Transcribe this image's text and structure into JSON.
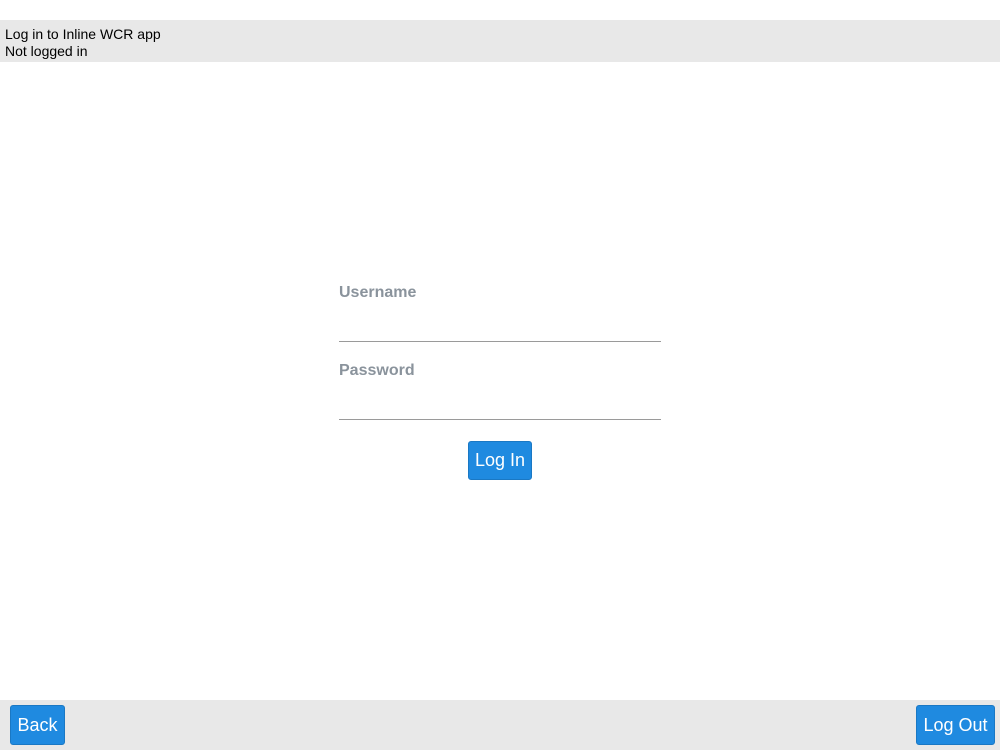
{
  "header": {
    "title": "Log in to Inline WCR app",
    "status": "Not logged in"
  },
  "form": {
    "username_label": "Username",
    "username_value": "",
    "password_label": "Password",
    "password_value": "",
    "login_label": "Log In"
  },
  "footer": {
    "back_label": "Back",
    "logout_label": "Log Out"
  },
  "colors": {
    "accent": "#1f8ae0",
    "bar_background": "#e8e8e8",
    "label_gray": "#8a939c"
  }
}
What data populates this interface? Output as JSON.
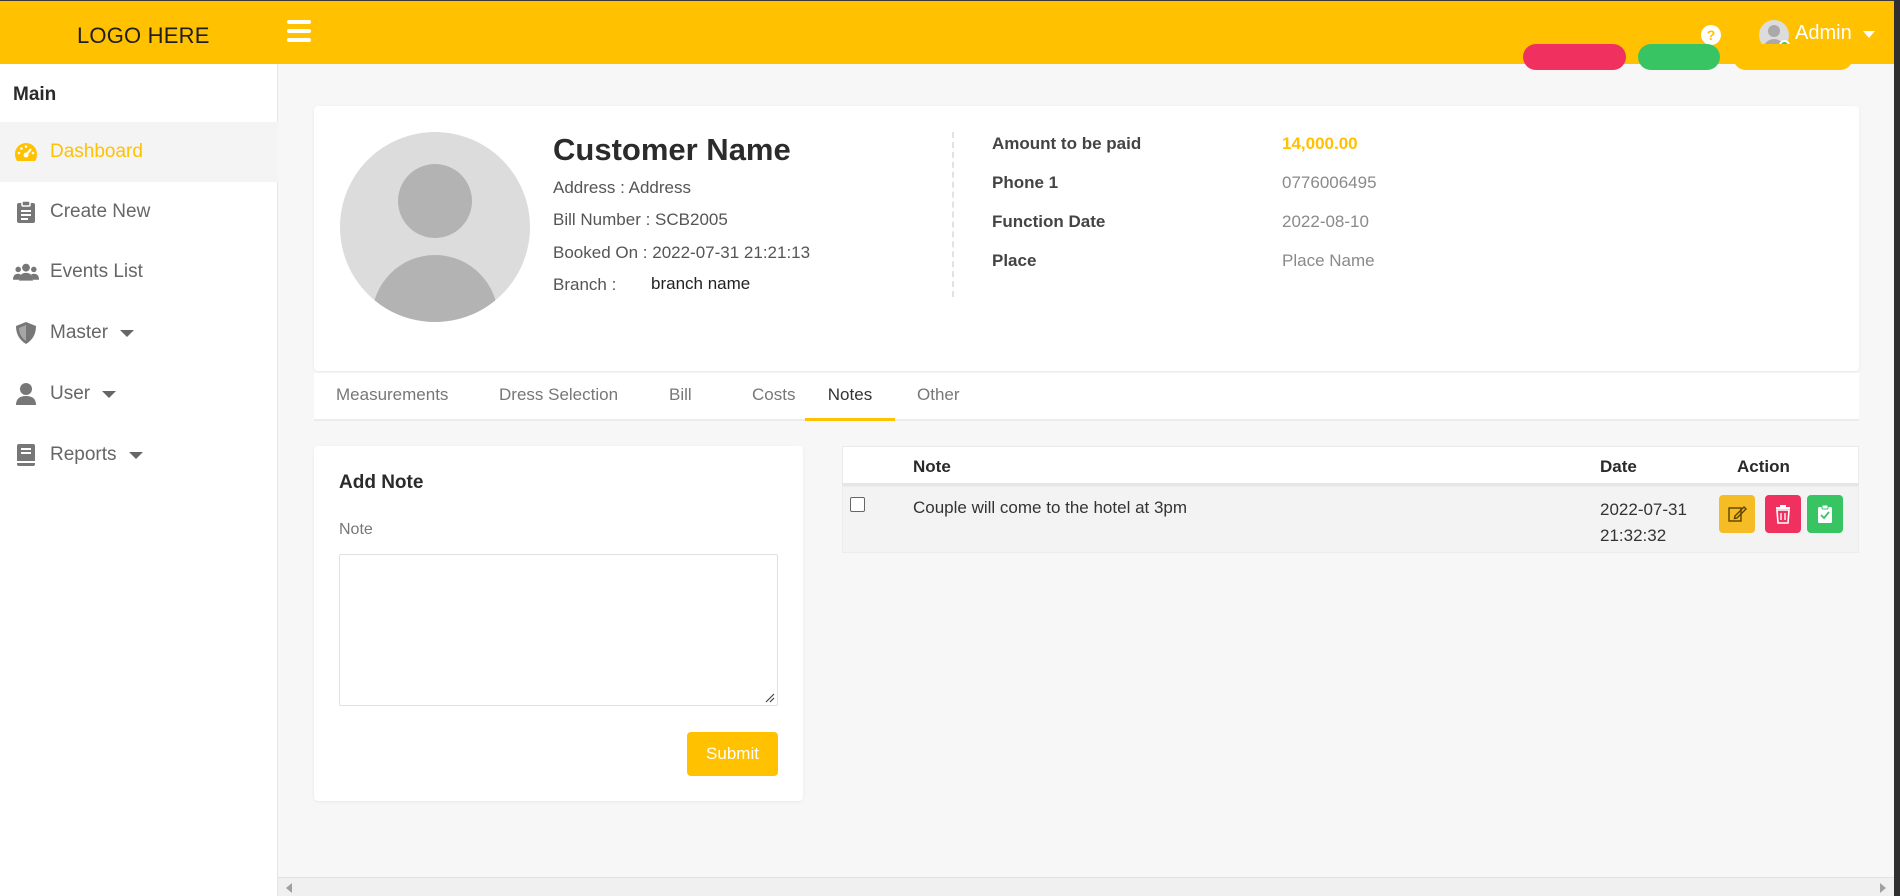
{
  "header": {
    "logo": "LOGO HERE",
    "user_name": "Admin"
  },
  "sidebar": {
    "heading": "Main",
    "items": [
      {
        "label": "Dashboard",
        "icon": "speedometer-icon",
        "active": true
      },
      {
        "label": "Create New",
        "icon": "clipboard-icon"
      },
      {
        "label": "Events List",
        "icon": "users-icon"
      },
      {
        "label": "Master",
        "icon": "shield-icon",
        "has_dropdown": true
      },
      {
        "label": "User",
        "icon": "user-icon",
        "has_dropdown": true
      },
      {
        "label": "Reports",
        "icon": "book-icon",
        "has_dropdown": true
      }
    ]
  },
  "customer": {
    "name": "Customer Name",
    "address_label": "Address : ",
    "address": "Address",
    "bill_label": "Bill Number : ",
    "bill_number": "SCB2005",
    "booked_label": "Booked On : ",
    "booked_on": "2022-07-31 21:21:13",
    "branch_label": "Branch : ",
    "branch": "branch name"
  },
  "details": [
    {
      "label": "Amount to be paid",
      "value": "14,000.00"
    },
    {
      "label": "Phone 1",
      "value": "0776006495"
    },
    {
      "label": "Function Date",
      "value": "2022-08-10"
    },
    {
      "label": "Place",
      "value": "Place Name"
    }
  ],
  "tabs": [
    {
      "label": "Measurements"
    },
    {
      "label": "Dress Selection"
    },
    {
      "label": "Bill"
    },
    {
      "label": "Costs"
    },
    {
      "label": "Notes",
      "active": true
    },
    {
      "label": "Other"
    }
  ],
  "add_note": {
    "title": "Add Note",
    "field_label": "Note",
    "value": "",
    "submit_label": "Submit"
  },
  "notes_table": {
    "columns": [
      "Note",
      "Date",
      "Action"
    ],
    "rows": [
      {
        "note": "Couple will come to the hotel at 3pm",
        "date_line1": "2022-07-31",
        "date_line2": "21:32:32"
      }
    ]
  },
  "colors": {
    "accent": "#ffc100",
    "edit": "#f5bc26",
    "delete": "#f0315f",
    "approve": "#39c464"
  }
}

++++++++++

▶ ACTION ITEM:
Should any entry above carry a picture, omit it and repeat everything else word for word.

▶ SOLVED PROBLEM:
Transcribe this image's text and structure into JSON.
{
  "header": {
    "title": "Log in to Inline WCR app",
    "status": "Not logged in"
  },
  "form": {
    "username_label": "Username",
    "username_value": "",
    "password_label": "Password",
    "password_value": "",
    "login_label": "Log In"
  },
  "footer": {
    "back_label": "Back",
    "logout_label": "Log Out"
  },
  "colors": {
    "accent": "#1f8ae0",
    "bar_background": "#e8e8e8",
    "label_gray": "#8a939c"
  }
}
What data populates this interface? Output as JSON.
{
  "header": {
    "logo": "LOGO HERE",
    "user_name": "Admin"
  },
  "sidebar": {
    "heading": "Main",
    "items": [
      {
        "label": "Dashboard",
        "icon": "speedometer-icon",
        "active": true
      },
      {
        "label": "Create New",
        "icon": "clipboard-icon"
      },
      {
        "label": "Events List",
        "icon": "users-icon"
      },
      {
        "label": "Master",
        "icon": "shield-icon",
        "has_dropdown": true
      },
      {
        "label": "User",
        "icon": "user-icon",
        "has_dropdown": true
      },
      {
        "label": "Reports",
        "icon": "book-icon",
        "has_dropdown": true
      }
    ]
  },
  "customer": {
    "name": "Customer Name",
    "address_label": "Address : ",
    "address": "Address",
    "bill_label": "Bill Number : ",
    "bill_number": "SCB2005",
    "booked_label": "Booked On : ",
    "booked_on": "2022-07-31 21:21:13",
    "branch_label": "Branch : ",
    "branch": "branch name"
  },
  "details": [
    {
      "label": "Amount to be paid",
      "value": "14,000.00"
    },
    {
      "label": "Phone 1",
      "value": "0776006495"
    },
    {
      "label": "Function Date",
      "value": "2022-08-10"
    },
    {
      "label": "Place",
      "value": "Place Name"
    }
  ],
  "tabs": [
    {
      "label": "Measurements"
    },
    {
      "label": "Dress Selection"
    },
    {
      "label": "Bill"
    },
    {
      "label": "Costs"
    },
    {
      "label": "Notes",
      "active": true
    },
    {
      "label": "Other"
    }
  ],
  "add_note": {
    "title": "Add Note",
    "field_label": "Note",
    "value": "",
    "submit_label": "Submit"
  },
  "notes_table": {
    "columns": [
      "Note",
      "Date",
      "Action"
    ],
    "rows": [
      {
        "note": "Couple will come to the hotel at 3pm",
        "date_line1": "2022-07-31",
        "date_line2": "21:32:32"
      }
    ]
  },
  "colors": {
    "accent": "#ffc100",
    "edit": "#f5bc26",
    "delete": "#f0315f",
    "approve": "#39c464"
  }
}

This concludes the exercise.